Activity: Scan the records below for the string "false" and return every line where it appears.

Data for processing:
------------------------------------------------------------------------
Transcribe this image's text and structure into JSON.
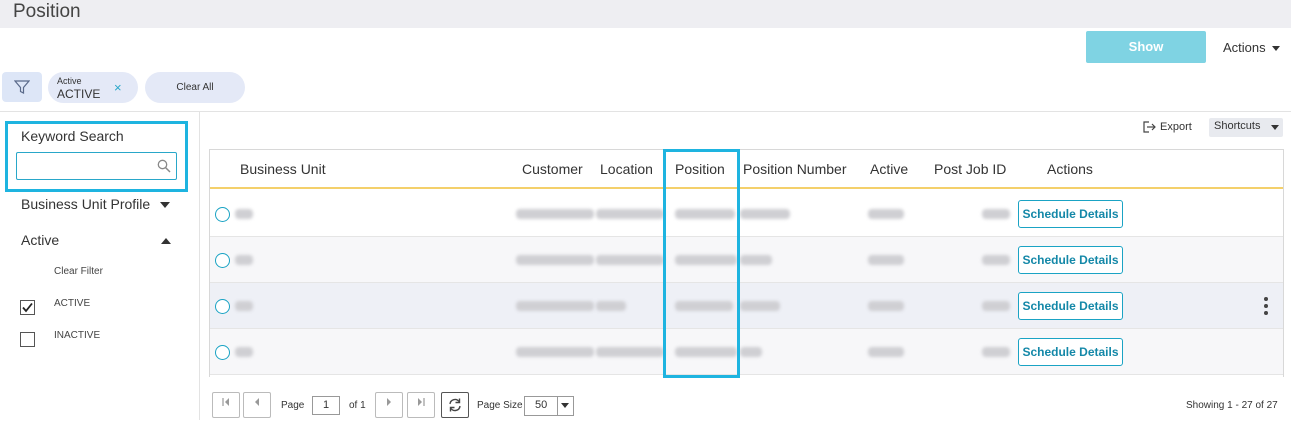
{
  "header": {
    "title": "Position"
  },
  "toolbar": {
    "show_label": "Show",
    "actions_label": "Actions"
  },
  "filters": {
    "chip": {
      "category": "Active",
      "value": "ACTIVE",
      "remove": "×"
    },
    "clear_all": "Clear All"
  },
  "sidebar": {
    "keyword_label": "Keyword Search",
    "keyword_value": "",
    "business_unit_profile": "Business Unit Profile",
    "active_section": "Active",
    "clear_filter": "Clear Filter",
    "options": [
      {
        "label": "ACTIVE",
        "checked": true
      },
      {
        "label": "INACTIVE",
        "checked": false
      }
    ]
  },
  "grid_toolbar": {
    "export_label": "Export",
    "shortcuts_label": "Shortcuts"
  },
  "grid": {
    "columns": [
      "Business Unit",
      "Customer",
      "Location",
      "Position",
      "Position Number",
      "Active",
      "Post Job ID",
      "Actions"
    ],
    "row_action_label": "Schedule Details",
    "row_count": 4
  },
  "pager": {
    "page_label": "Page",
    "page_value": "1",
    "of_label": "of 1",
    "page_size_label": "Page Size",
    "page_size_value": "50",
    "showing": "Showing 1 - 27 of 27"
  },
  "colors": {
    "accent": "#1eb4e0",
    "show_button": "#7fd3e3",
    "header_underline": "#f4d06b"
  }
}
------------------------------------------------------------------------
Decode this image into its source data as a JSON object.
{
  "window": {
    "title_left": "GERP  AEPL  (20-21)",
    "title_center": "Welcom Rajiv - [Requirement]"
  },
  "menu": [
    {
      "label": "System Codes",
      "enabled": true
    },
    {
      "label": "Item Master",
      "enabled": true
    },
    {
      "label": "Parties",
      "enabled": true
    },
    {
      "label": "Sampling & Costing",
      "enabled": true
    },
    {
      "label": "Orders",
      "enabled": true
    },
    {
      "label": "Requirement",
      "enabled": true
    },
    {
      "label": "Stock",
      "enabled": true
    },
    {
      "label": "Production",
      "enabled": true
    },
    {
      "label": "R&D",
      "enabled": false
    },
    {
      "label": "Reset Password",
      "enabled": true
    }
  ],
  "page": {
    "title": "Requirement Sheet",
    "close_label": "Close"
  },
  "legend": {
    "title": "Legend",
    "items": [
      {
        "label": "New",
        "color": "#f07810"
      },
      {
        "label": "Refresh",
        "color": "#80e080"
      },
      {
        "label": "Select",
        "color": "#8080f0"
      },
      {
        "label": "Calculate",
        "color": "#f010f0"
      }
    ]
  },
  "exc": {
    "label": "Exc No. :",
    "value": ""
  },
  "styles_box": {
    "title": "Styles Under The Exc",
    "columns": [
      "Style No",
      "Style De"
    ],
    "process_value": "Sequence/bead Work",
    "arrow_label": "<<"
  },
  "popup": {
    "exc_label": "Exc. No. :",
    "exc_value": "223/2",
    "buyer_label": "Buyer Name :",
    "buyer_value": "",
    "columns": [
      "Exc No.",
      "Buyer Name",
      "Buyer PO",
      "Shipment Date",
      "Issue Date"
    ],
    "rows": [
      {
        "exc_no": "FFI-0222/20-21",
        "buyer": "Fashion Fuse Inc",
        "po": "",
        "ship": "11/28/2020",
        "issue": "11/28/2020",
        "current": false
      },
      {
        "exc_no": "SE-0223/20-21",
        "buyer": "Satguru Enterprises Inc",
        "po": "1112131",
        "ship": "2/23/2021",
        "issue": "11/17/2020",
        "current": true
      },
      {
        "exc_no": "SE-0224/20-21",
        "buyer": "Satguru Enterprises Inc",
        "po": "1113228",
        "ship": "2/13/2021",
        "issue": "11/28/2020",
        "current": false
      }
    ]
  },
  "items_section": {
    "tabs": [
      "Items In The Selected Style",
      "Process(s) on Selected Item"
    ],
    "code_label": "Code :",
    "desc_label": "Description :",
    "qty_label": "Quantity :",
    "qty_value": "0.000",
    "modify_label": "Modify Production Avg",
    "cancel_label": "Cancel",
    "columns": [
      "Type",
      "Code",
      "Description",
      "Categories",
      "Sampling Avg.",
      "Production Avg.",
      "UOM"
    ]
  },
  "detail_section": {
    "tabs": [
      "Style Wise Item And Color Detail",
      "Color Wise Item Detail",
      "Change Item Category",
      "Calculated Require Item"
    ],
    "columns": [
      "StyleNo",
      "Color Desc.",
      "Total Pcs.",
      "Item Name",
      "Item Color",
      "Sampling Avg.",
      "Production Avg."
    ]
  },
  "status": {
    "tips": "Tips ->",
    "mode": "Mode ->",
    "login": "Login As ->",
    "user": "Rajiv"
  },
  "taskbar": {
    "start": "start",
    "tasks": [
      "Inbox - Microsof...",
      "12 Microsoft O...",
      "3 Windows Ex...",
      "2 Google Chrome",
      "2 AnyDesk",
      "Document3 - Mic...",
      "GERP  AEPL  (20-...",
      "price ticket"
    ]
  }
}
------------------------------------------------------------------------
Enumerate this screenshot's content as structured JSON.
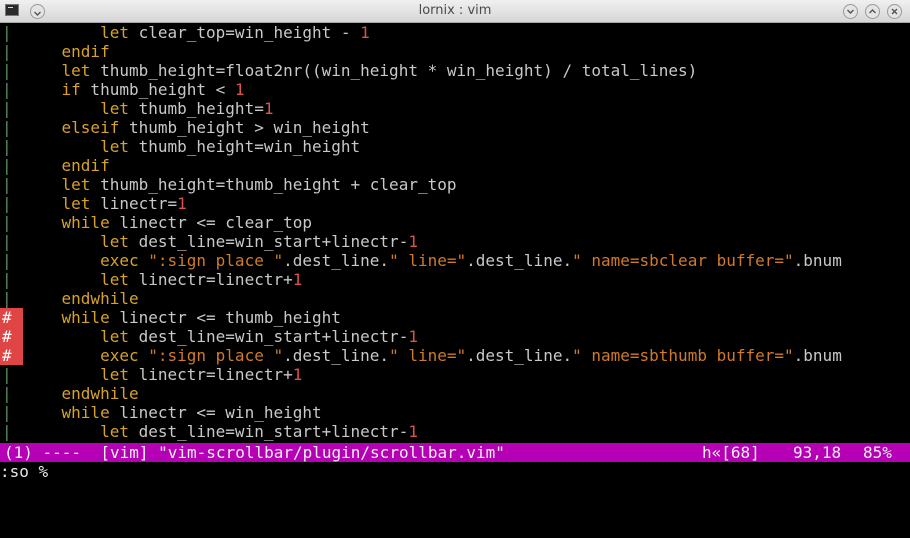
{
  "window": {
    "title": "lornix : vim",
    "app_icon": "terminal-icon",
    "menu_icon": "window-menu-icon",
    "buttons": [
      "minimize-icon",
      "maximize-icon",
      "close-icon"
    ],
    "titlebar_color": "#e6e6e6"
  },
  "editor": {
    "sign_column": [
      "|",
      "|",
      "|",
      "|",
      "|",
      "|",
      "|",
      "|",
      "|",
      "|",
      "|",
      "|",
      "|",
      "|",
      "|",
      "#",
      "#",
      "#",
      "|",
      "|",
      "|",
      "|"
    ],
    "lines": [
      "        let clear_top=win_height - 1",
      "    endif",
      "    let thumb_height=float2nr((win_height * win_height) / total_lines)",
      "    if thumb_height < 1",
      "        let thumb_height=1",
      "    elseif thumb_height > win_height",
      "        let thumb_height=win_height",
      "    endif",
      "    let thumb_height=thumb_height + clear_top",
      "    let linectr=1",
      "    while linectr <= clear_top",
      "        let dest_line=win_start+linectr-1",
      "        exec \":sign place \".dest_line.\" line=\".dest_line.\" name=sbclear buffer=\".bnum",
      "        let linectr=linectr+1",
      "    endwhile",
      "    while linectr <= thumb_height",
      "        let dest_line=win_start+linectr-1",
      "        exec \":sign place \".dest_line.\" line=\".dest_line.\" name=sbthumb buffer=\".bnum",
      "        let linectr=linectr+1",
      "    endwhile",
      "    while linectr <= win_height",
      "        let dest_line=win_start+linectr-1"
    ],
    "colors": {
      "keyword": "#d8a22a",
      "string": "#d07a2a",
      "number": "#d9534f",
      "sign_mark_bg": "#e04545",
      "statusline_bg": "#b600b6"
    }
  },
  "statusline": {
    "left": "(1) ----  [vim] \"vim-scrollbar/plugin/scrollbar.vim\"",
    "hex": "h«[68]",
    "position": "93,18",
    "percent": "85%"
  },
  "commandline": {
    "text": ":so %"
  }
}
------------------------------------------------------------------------
Written response:
        "checked": false
      "enabled": false
        "current": false
        "current": false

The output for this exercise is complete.